■ **Work task**
Answer with one number only: the count of lines below that hold the word "title".

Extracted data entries

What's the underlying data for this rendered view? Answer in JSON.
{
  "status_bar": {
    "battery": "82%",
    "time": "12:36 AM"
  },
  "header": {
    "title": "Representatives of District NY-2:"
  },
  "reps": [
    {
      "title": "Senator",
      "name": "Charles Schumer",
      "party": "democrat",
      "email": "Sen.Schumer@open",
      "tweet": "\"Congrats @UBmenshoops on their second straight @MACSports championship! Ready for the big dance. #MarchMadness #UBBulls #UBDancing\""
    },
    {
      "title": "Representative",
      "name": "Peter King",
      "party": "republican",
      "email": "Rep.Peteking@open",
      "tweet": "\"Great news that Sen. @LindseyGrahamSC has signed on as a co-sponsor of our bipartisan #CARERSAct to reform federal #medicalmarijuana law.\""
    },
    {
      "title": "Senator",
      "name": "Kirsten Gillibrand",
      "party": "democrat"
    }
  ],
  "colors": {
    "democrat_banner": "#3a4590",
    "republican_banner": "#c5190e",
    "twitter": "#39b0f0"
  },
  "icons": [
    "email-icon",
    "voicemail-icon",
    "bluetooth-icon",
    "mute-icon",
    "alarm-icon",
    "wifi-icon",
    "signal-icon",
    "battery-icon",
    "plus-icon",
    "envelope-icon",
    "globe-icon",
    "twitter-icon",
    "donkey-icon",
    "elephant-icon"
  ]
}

■ **Result of this task**
4